— The Mahabharata of Krishna-Dwaipayana Vyasa, Volume 3 - Books 8, 9, 10, 11 and 12 • Unknown

... noble land of the Aryas, thou who wert so great art like a caged bird. Are thy powerful sons, Truth and Love, dead? Has thy daughter Lakshmi plunged into the sea? or art thou overwhelmed with grief because rogues and demons have plundered thee? ["Demons" is the term usually affected by Nationalist journalists when ...
— Indian Unrest • Valentine Chirol

... and his subjects, grew continually more and more haughty. They looked down with contempt upon everything that was not a Puppet, or so finely painted and varnished as they.
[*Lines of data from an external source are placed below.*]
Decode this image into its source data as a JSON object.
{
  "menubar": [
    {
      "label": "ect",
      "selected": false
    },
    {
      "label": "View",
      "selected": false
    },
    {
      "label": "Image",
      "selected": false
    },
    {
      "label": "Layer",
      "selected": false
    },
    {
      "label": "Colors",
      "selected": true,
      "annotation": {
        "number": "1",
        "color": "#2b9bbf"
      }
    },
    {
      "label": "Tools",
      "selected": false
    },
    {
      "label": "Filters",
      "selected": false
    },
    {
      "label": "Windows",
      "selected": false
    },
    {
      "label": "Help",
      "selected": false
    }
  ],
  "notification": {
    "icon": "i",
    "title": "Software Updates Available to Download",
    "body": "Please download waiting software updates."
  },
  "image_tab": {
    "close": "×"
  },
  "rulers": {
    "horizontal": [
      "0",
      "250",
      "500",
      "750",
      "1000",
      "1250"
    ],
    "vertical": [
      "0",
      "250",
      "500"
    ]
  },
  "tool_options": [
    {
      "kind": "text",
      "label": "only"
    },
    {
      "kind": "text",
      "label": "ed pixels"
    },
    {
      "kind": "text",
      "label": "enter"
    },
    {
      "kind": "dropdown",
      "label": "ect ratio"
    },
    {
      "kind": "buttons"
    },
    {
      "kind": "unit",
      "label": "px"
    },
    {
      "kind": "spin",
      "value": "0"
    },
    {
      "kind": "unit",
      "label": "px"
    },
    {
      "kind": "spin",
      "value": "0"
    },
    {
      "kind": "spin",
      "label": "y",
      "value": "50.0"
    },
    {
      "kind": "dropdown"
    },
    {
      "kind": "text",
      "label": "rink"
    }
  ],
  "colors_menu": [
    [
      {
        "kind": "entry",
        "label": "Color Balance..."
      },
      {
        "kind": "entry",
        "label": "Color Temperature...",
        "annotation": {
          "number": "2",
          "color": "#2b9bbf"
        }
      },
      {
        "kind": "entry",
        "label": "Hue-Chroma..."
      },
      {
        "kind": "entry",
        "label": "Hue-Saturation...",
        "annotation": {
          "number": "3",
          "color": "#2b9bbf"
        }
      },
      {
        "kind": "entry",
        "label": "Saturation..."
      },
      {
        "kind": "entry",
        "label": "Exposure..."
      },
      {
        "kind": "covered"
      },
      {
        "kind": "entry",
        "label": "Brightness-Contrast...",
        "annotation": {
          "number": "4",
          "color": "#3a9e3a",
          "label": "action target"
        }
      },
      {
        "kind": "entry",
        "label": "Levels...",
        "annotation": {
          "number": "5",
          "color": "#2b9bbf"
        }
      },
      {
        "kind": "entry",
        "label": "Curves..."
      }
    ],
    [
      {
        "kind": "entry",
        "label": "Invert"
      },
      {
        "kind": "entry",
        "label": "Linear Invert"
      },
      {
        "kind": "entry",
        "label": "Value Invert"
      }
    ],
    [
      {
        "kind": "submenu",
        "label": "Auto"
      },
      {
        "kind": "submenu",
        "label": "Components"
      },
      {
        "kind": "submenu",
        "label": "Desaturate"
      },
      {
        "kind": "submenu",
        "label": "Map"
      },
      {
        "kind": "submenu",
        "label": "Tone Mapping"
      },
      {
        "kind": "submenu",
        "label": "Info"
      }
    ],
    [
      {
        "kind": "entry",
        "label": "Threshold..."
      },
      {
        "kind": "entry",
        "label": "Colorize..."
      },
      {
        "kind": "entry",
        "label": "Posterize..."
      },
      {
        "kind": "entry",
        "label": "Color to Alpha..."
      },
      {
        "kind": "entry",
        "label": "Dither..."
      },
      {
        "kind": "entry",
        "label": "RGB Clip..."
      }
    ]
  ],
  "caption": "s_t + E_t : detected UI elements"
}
Every bird that flew past, or came near them, was pursued ...
— The King of Root Valley - and his curious daughter • R. Reinick

... concluded (so fallible is our reason) that animals always varied slightly, and that such variations, indefinitely accumulated, would suffice to account for almost any amount of ultimate difference. A donkey might thus have grown into a horse, and a bird might have developed from a primitive lizard. Only we know it was quite otherwise! A quiet hint from Buffon was as good as a declaration from many less knowing or suggestive people. All over Europe, the wise took Buffon's hint for what he meant it; and the unwise blandly passed ...
— Falling in Love - With Other Essays on More Exact Branches of Science • Grant Allen
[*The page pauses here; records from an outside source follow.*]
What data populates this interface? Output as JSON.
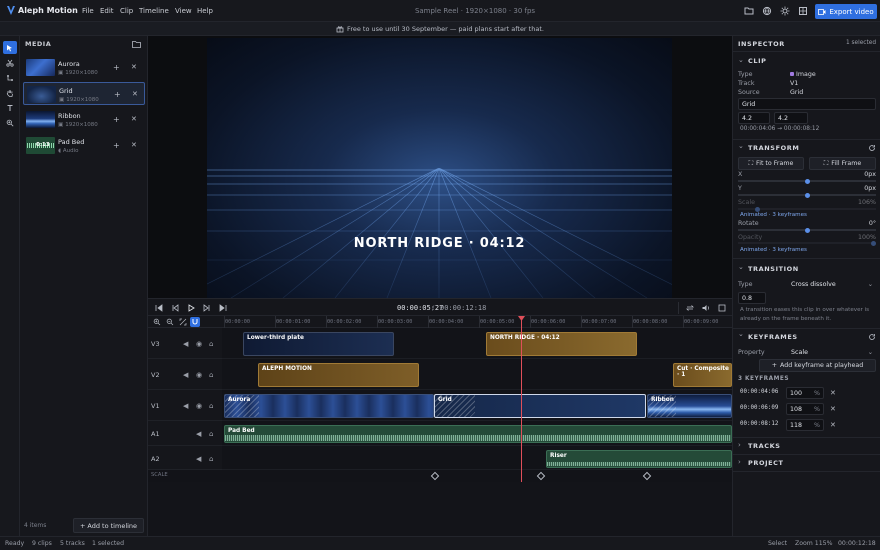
{
  "app": {
    "title": "Aleph Motion",
    "doc_title": "Sample Reel · 1920×1080 · 30 fps",
    "export_label": "Export video"
  },
  "menu": [
    "File",
    "Edit",
    "Clip",
    "Timeline",
    "View",
    "Help"
  ],
  "banner": "Free to use until 30 September — paid plans start after that.",
  "media": {
    "title": "MEDIA",
    "items": [
      {
        "name": "Aurora",
        "meta": "1920×1080"
      },
      {
        "name": "Grid",
        "meta": "1920×1080"
      },
      {
        "name": "Ribbon",
        "meta": "1920×1080"
      },
      {
        "name": "Pad Bed",
        "meta": "Audio",
        "badge": "0:13"
      }
    ],
    "count": "4 items",
    "add_label": "Add to timeline"
  },
  "viewer": {
    "overlay": "NORTH RIDGE  ·  04:12"
  },
  "transport": {
    "current": "00:00:05:27",
    "sep": "/",
    "total": "00:00:12:18"
  },
  "ruler": [
    "00:00:00",
    "00:00:01:00",
    "00:00:02:00",
    "00:00:03:00",
    "00:00:04:00",
    "00:00:05:00",
    "00:00:06:00",
    "00:00:07:00",
    "00:00:08:00",
    "00:00:09:00"
  ],
  "tracks": [
    {
      "name": "V3",
      "clips": [
        {
          "name": "Lower-third plate"
        },
        {
          "name": "NORTH RIDGE · 04:12"
        }
      ]
    },
    {
      "name": "V2",
      "clips": [
        {
          "name": "ALEPH MOTION"
        },
        {
          "name": "Cut · Composite · 1"
        }
      ]
    },
    {
      "name": "V1",
      "clips": [
        {
          "name": "Aurora"
        },
        {
          "name": "Grid"
        },
        {
          "name": "Ribbon"
        }
      ]
    },
    {
      "name": "A1",
      "clips": [
        {
          "name": "Pad Bed"
        }
      ]
    },
    {
      "name": "A2",
      "clips": [
        {
          "name": "Riser"
        }
      ]
    }
  ],
  "scale_label": "SCALE",
  "inspector": {
    "title": "INSPECTOR",
    "selected": "1 selected",
    "clip": {
      "header": "CLIP",
      "type_label": "Type",
      "type_value": "Image",
      "track_label": "Track",
      "track_value": "V1",
      "source_label": "Source",
      "source_value": "Grid",
      "name_value": "Grid",
      "in_value": "4.2",
      "out_value": "4.2",
      "range": "00:00:04:06 → 00:00:08:12"
    },
    "transform": {
      "header": "TRANSFORM",
      "fit_label": "Fit to Frame",
      "fill_label": "Fill Frame",
      "x_label": "X",
      "x_value": "0px",
      "y_label": "Y",
      "y_value": "0px",
      "scale_label": "Scale",
      "scale_value": "106%",
      "scale_note": "Animated · 3 keyframes",
      "rotate_label": "Rotate",
      "rotate_value": "0°",
      "opacity_label": "Opacity",
      "opacity_value": "100%",
      "opacity_note": "Animated · 3 keyframes"
    },
    "transition": {
      "header": "TRANSITION",
      "type_label": "Type",
      "type_value": "Cross dissolve",
      "duration_value": "0.8",
      "note": "A transition eases this clip in over whatever is already on the frame beneath it."
    },
    "keyframes": {
      "header": "KEYFRAMES",
      "property_label": "Property",
      "property_value": "Scale",
      "add_label": "Add keyframe at playhead",
      "count_label": "3 KEYFRAMES",
      "items": [
        {
          "time": "00:00:04:06",
          "value": "100",
          "unit": "%"
        },
        {
          "time": "00:00:06:09",
          "value": "108",
          "unit": "%"
        },
        {
          "time": "00:00:08:12",
          "value": "118",
          "unit": "%"
        }
      ]
    },
    "tracks_header": "TRACKS",
    "project_header": "PROJECT"
  },
  "status": {
    "ready": "Ready",
    "clips": "9 clips",
    "tracks": "5 tracks",
    "selected": "1 selected",
    "select": "Select",
    "zoom": "Zoom 115%",
    "time": "00:00:12:18"
  },
  "colors": {
    "accent": "#2f6fe0",
    "playhead": "#e04f5a",
    "video_clip": "#1a2a48",
    "gold_clip": "#7a5a22",
    "audio_clip": "#2c5a44"
  }
}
... vegetable food below the surface. Whilst undisturbed in the field it is usually accompanied by five or six white herons, which follow in its trail in perfect security and feed on the worms and insects brought to the surface by its foot-prints. It seems also to enjoy the attentions of a small black bird, which hops about on its back and head to cleanse its skin and ears of vermin. It is curious to watch this bird flying towards the buffalo, which raises its head ...
— The Philippine Islands • John Foreman
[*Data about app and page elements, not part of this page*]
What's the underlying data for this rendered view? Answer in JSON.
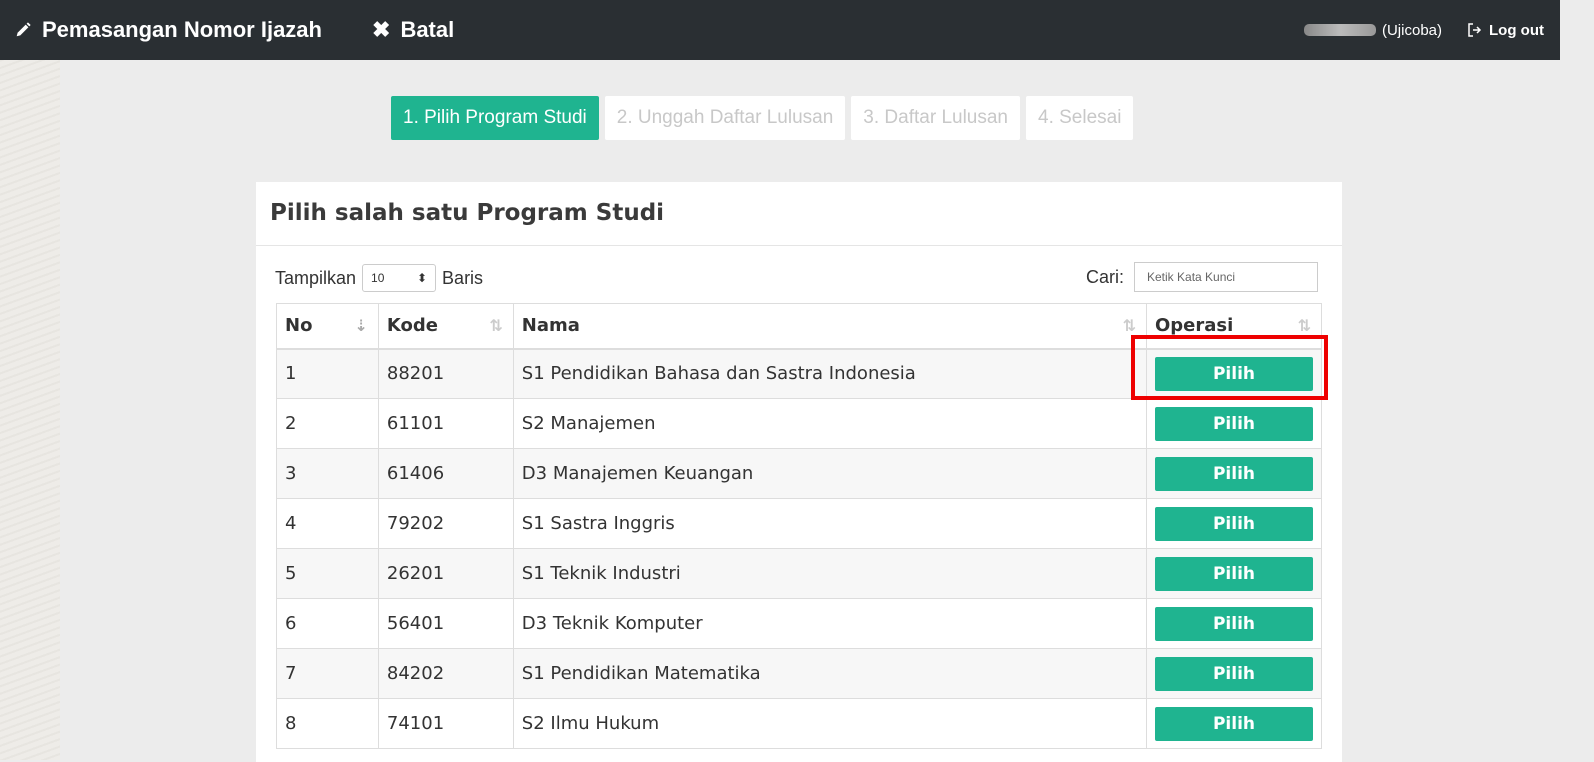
{
  "topbar": {
    "title": "Pemasangan Nomor Ijazah",
    "cancel_label": "Batal",
    "user_suffix": "(Ujicoba)",
    "logout_label": "Log out"
  },
  "steps": [
    {
      "label": "1. Pilih Program Studi",
      "active": true
    },
    {
      "label": "2. Unggah Daftar Lulusan",
      "active": false
    },
    {
      "label": "3. Daftar Lulusan",
      "active": false
    },
    {
      "label": "4. Selesai",
      "active": false
    }
  ],
  "panel": {
    "title": "Pilih salah satu Program Studi",
    "show_label": "Tampilkan",
    "show_value": "10",
    "rows_label": "Baris",
    "search_label": "Cari:",
    "search_placeholder": "Ketik Kata Kunci"
  },
  "table": {
    "headers": [
      "No",
      "Kode",
      "Nama",
      "Operasi"
    ],
    "rows": [
      {
        "no": "1",
        "kode": "88201",
        "nama": "S1 Pendidikan Bahasa dan Sastra Indonesia",
        "action": "Pilih"
      },
      {
        "no": "2",
        "kode": "61101",
        "nama": "S2 Manajemen",
        "action": "Pilih"
      },
      {
        "no": "3",
        "kode": "61406",
        "nama": "D3 Manajemen Keuangan",
        "action": "Pilih"
      },
      {
        "no": "4",
        "kode": "79202",
        "nama": "S1 Sastra Inggris",
        "action": "Pilih"
      },
      {
        "no": "5",
        "kode": "26201",
        "nama": "S1 Teknik Industri",
        "action": "Pilih"
      },
      {
        "no": "6",
        "kode": "56401",
        "nama": "D3 Teknik Komputer",
        "action": "Pilih"
      },
      {
        "no": "7",
        "kode": "84202",
        "nama": "S1 Pendidikan Matematika",
        "action": "Pilih"
      },
      {
        "no": "8",
        "kode": "74101",
        "nama": "S2 Ilmu Hukum",
        "action": "Pilih"
      }
    ]
  },
  "colors": {
    "accent": "#1fb490",
    "topbar": "#2a2f33",
    "highlight": "#ee0000"
  }
}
Words linked to "Bird" :   dark meat, secretary bird, sedge bird, widow bird, young bird, cry, craniate, neb, meat, wing, limicoline bird, pennon, flightless bird, myna bird, bird food, coraciiform bird, plumage, observe, feather, girl, bird family, indigo bird, Ibero-mesornis, archeopteryx, giblet, Aves, Baltimore bird, bill, archaeopteryx, shore bird, aquatic bird, mynah bird, bird's eye, carinate bird, bird's eye view, rump, raptorial bird, oceanic bird, climbing bird's nest fern, bird of paradise, gallows bird, bird's-foot fern, syrinx, uropygial gland, fig-bird, gallinacean, pope's nose, nester, bird vetch, rare bird, nib, passerine, Bird Parker, badminton equipment, thigh, pelagic bird, ratite, bird-footed dinosaur, piciform bird, cuculiform bird, sea bird, razz, chick, raspberry, archaeornis, fowl, mound-bird, nonpasserine bird, bird of Minerva, trogon, snort, beak, bird pepper, drumstick, Archaeopteryx lithographica, hoot, oyster, bird shot, bird of passage, bird's nest, yell, miss, shout, crocodile bird, doll, ratite bird, class Aves, bird's-eye, satin bird, croupe, adjutant bird, bird's nest fern, giblets, boo, pinion, protoavis, elephant bird, prairie bird's-foot trefoil, red bird's eye, poultry, bird fancier, bird louse, wildfowl, preen gland, tropic bird, bird's foot clover, scrub-bird, birdie, pecker, Sinornis, bird's-nest fungus, flock, wishbone, bird's-eye maple, gooney bird, raptor, bird feeder, dickybird, young woman, scrub bird, bird of prey, Bronx cheer, bird cherry tree, bird-on-the-wing, bird of night, flying bird, bird's-foot violet, parrot, chirpy, queer bird, shuttle, moor-bird, European bird cherry, dame, bird feed, myrtle bird, jail bird



Copyright © 2020 Free-Translator.com